I nod and listen, but inside I want to punch the person she is talking about. I want to yell across the table, “KICK ‘EM TO THE CURB!” But instead, in my most evolved, zen-filled state, I remind her of who she is and what she’s worth. I remind her to honor herself enough to set boundaries with the person and own the belief that she deserves better than this in a friend. She really does.
The conversation moves and shifts and I share with her some of my desires and dreams and plans for my career. I share with her the inspired vision I have for the future and then without skipping a beat, I go on to suggest why those things probably won’t happen and why I’m not sure I have an audience for my work or have anything worth saying.
My sweet friend says to me, “Laura, you don’t even know. The sky’s the limit with you! There is nothing you can’t do and you are going places!” She goes on to say some really great things about me, which feel weird to write here, but the point is, she cheers me on, reminds me how others see me and reminds me of who I am.
That dinner conversation got me thinking: why is it that we see so much beauty and strength and loveliness in our friends, but we cannot—dare not see it in ourselves? Why is it we feel compelled to camp on the parts we perceive are lacking and fail to see the magnitude of who we really are?
Of course, we know ourselves. We know the yuck of the unsavory parts of our personalities or histories. We’ve got dirt on ourselves. We think, “If she really knew me, she wouldn’t think those nice things about me.” But what if we put a pin in that and then looked objectively at the parts of ourselves that are worthy of honor?
I’m not suggesting we walk around touting our most fabulous qualities and expect trumpets to announce our entry into a room. I don’t believe we should move through the world as if everyone else are extras in our own epic movie. There is a difference between self-centered delusion and self-confidence. And it’s more than the cheesy (but awesome) Daily Affirmations of Stuart Smalley. I believe we must walk in humility, but with the quiet confidence of being perfectly and wonderfully made. And because of that, it’s okay to want more for our lives—for our relationships, friendships, and careers. It’s more than okay. It’s necessary.

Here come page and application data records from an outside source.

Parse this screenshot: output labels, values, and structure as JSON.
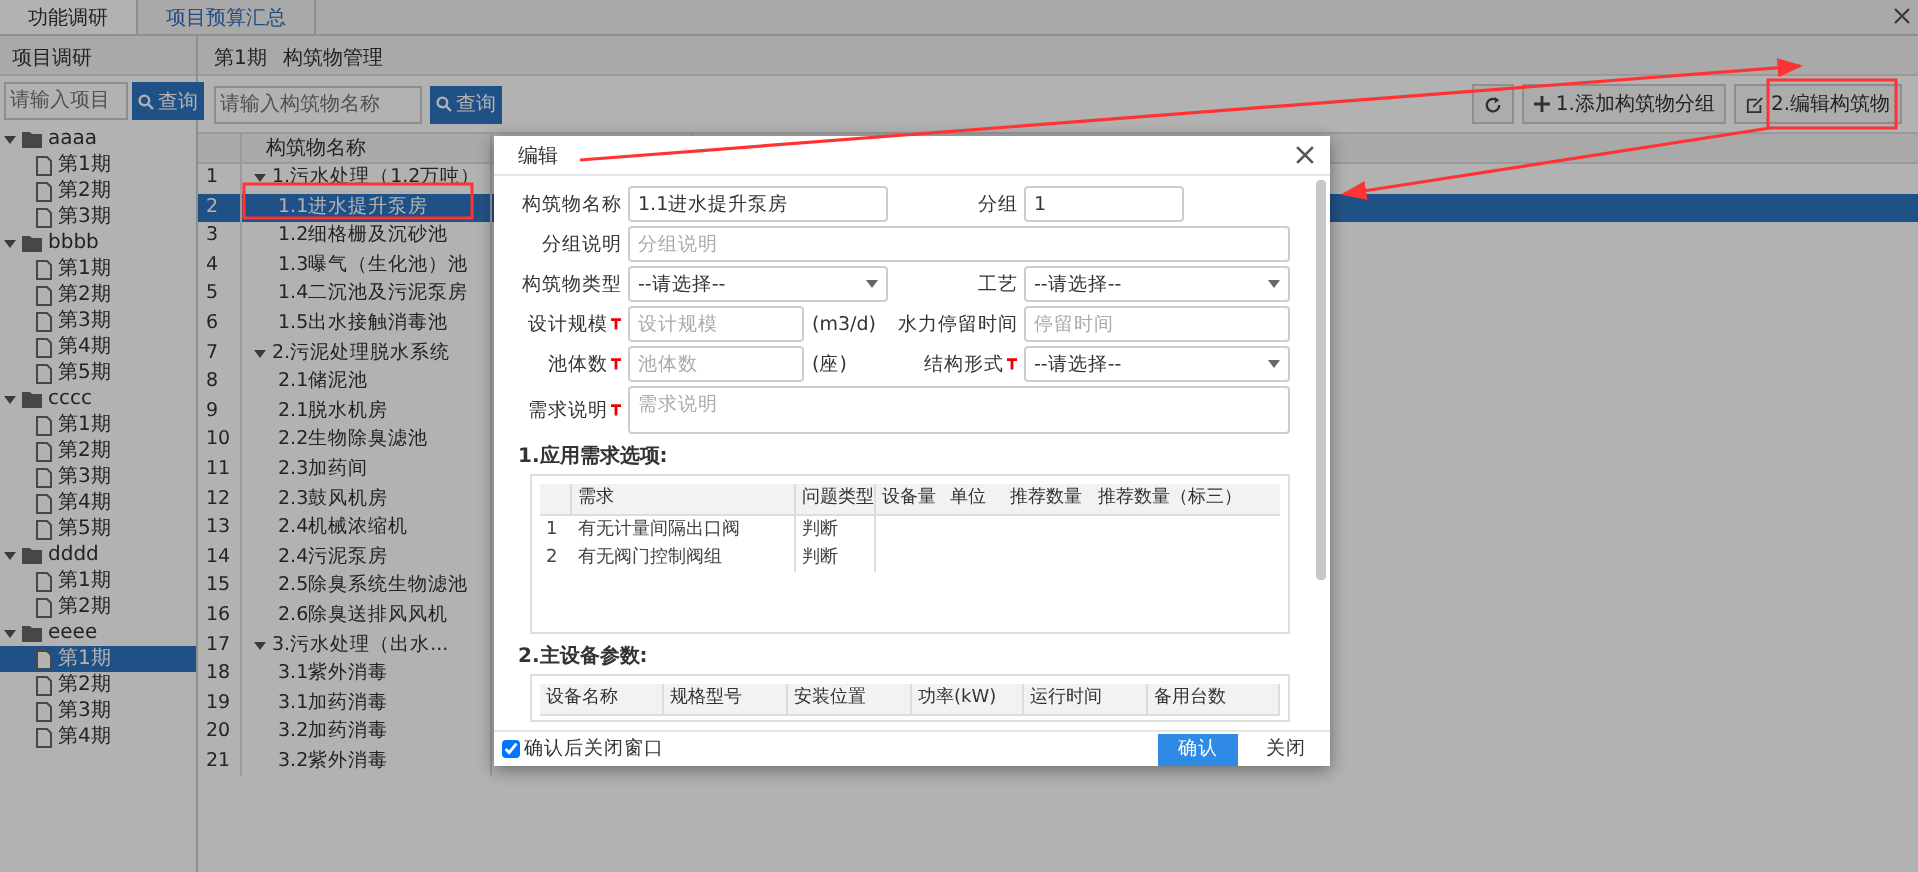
{
  "tabs": [
    {
      "label": "功能调研",
      "selected": true
    },
    {
      "label": "项目预算汇总",
      "selected": false
    }
  ],
  "sidebar": {
    "title": "项目调研",
    "search": {
      "placeholder": "请输入项目"
    },
    "search_button": "查询",
    "tree": [
      {
        "label": "aaaa",
        "expanded": true,
        "children": [
          {
            "label": "第1期",
            "selected": false
          },
          {
            "label": "第2期",
            "selected": false
          },
          {
            "label": "第3期",
            "selected": false
          }
        ]
      },
      {
        "label": "bbbb",
        "expanded": true,
        "children": [
          {
            "label": "第1期",
            "selected": false
          },
          {
            "label": "第2期",
            "selected": false
          },
          {
            "label": "第3期",
            "selected": false
          },
          {
            "label": "第4期",
            "selected": false
          },
          {
            "label": "第5期",
            "selected": false
          }
        ]
      },
      {
        "label": "cccc",
        "expanded": true,
        "children": [
          {
            "label": "第1期",
            "selected": false
          },
          {
            "label": "第2期",
            "selected": false
          },
          {
            "label": "第3期",
            "selected": false
          },
          {
            "label": "第4期",
            "selected": false
          },
          {
            "label": "第5期",
            "selected": false
          }
        ]
      },
      {
        "label": "dddd",
        "expanded": true,
        "children": [
          {
            "label": "第1期",
            "selected": false
          },
          {
            "label": "第2期",
            "selected": false
          }
        ]
      },
      {
        "label": "eeee",
        "expanded": true,
        "children": [
          {
            "label": "第1期",
            "selected": true
          },
          {
            "label": "第2期",
            "selected": false
          },
          {
            "label": "第3期",
            "selected": false
          },
          {
            "label": "第4期",
            "selected": false
          }
        ]
      }
    ]
  },
  "main": {
    "breadcrumb": [
      "第1期",
      "构筑物管理"
    ],
    "search": {
      "placeholder": "请输入构筑物名称"
    },
    "search_button": "查询",
    "toolbar": [
      {
        "kind": "refresh"
      },
      {
        "kind": "add",
        "label": "1.添加构筑物分组"
      },
      {
        "kind": "edit",
        "label": "2.编辑构筑物"
      }
    ],
    "table": {
      "columns": [
        "构筑物名称"
      ],
      "rows": [
        {
          "number": "1",
          "kind": "group",
          "expanded": true,
          "name": "1.污水处理（1.2万吨）",
          "selected": false
        },
        {
          "number": "2",
          "kind": "item",
          "name": "1.1进水提升泵房",
          "selected": true
        },
        {
          "number": "3",
          "kind": "item",
          "name": "1.2细格栅及沉砂池",
          "selected": false
        },
        {
          "number": "4",
          "kind": "item",
          "name": "1.3曝气（生化池）池",
          "selected": false
        },
        {
          "number": "5",
          "kind": "item",
          "name": "1.4二沉池及污泥泵房",
          "selected": false
        },
        {
          "number": "6",
          "kind": "item",
          "name": "1.5出水接触消毒池",
          "selected": false
        },
        {
          "number": "7",
          "kind": "group",
          "expanded": true,
          "name": "2.污泥处理脱水系统",
          "selected": false
        },
        {
          "number": "8",
          "kind": "item",
          "name": "2.1储泥池",
          "selected": false
        },
        {
          "number": "9",
          "kind": "item",
          "name": "2.1脱水机房",
          "selected": false
        },
        {
          "number": "10",
          "kind": "item",
          "name": "2.2生物除臭滤池",
          "selected": false
        },
        {
          "number": "11",
          "kind": "item",
          "name": "2.3加药间",
          "selected": false
        },
        {
          "number": "12",
          "kind": "item",
          "name": "2.3鼓风机房",
          "selected": false
        },
        {
          "number": "13",
          "kind": "item",
          "name": "2.4机械浓缩机",
          "selected": false
        },
        {
          "number": "14",
          "kind": "item",
          "name": "2.4污泥泵房",
          "selected": false
        },
        {
          "number": "15",
          "kind": "item",
          "name": "2.5除臭系统生物滤池",
          "selected": false
        },
        {
          "number": "16",
          "kind": "item",
          "name": "2.6除臭送排风风机",
          "selected": false
        },
        {
          "number": "17",
          "kind": "group",
          "expanded": true,
          "name": "3.污水处理（出水...",
          "selected": false
        },
        {
          "number": "18",
          "kind": "item",
          "name": "3.1紫外消毒",
          "selected": false
        },
        {
          "number": "19",
          "kind": "item",
          "name": "3.1加药消毒",
          "selected": false
        },
        {
          "number": "20",
          "kind": "item",
          "name": "3.2加药消毒",
          "selected": false
        },
        {
          "number": "21",
          "kind": "item",
          "name": "3.2紫外消毒",
          "selected": false
        }
      ]
    }
  },
  "dialog": {
    "title": "编辑",
    "fields": [
      {
        "label": "构筑物名称",
        "kind": "input",
        "value": "1.1进水提升泵房",
        "required": false,
        "wide": false
      },
      {
        "label": "分组",
        "kind": "input",
        "value": "1",
        "required": false,
        "wide": false,
        "short": true
      },
      {
        "label": "分组说明",
        "kind": "input",
        "placeholder": "分组说明",
        "required": false,
        "wide": true
      },
      {
        "label": "构筑物类型",
        "kind": "select",
        "value": "--请选择--",
        "required": false,
        "wide": false
      },
      {
        "label": "工艺",
        "kind": "select",
        "value": "--请选择--",
        "required": false,
        "wide": false
      },
      {
        "label": "设计规模",
        "kind": "input",
        "placeholder": "设计规模",
        "unit": "(m3/d)",
        "required": true,
        "wide": false
      },
      {
        "label": "水力停留时间",
        "kind": "input",
        "placeholder": "停留时间",
        "required": false,
        "wide": false
      },
      {
        "label": "池体数",
        "kind": "input",
        "placeholder": "池体数",
        "unit": "(座)",
        "required": true,
        "wide": false
      },
      {
        "label": "结构形式",
        "kind": "select",
        "value": "--请选择--",
        "required": true,
        "wide": false
      },
      {
        "label": "需求说明",
        "kind": "textarea",
        "placeholder": "需求说明",
        "required": true,
        "wide": true
      }
    ],
    "sections": [
      {
        "title": "1.应用需求选项:",
        "columns": [
          "需求",
          "问题类型",
          "设备量",
          "单位",
          "推荐数量",
          "推荐数量（标三）"
        ],
        "rows": [
          {
            "number": "1",
            "cells": [
              "有无计量间隔出口阀",
              "判断"
            ]
          },
          {
            "number": "2",
            "cells": [
              "有无阀门控制阀组",
              "判断"
            ]
          }
        ]
      },
      {
        "title": "2.主设备参数:",
        "columns": [
          "设备名称",
          "规格型号",
          "安装位置",
          "功率(kW)",
          "运行时间",
          "备用台数"
        ]
      }
    ],
    "close_after_confirm": {
      "label": "确认后关闭窗口",
      "checked": true
    },
    "buttons": [
      {
        "label": "确认",
        "primary": true
      },
      {
        "label": "关闭",
        "primary": false
      }
    ]
  }
}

The encouraging words I say to my friend are like a mirror I hold up to show her who she is. She does the same for me. But why can’t we do that for ourselves? Why doesn’t the self-talk in our own minds sound like the important reminders we share with those closest to us? We’re really good at layering Insta-filters over other people’s lives (Sierra? Walden?) to blur out the rough edges, but we see our own lives as raw footage laid bare without flattering lighting.
I think this is part of the reason we are hardwired for community. We need others to reveal our beauty to us because for some reason, we just cannot see it. And we must do the same for those around us.
I recently looked at pictures of myself from 10 and 15 years ago and I marveled. Ohh, I looked cute then! But then it dawned on me that when the photos were taken, I thought I was overweight. I thought I looked old. I look back now and say to that young woman, You are amazing and you have no idea.
Will you do something daring with me? Will you take a moment to recognize how kind and generous and smart and clever and funny and sexy you are?
Today, in this moment, what are the beautiful things you know about yourself? Write those things down. You don’t have to tweet them or post them for the world to see, but I want YOU to see those things in you. Look at the list when you feel beat up or less than. Because you MUST remember that you are made for a purpose and you have everything you need to fulfill that purpose.
YOU are worth celebrating.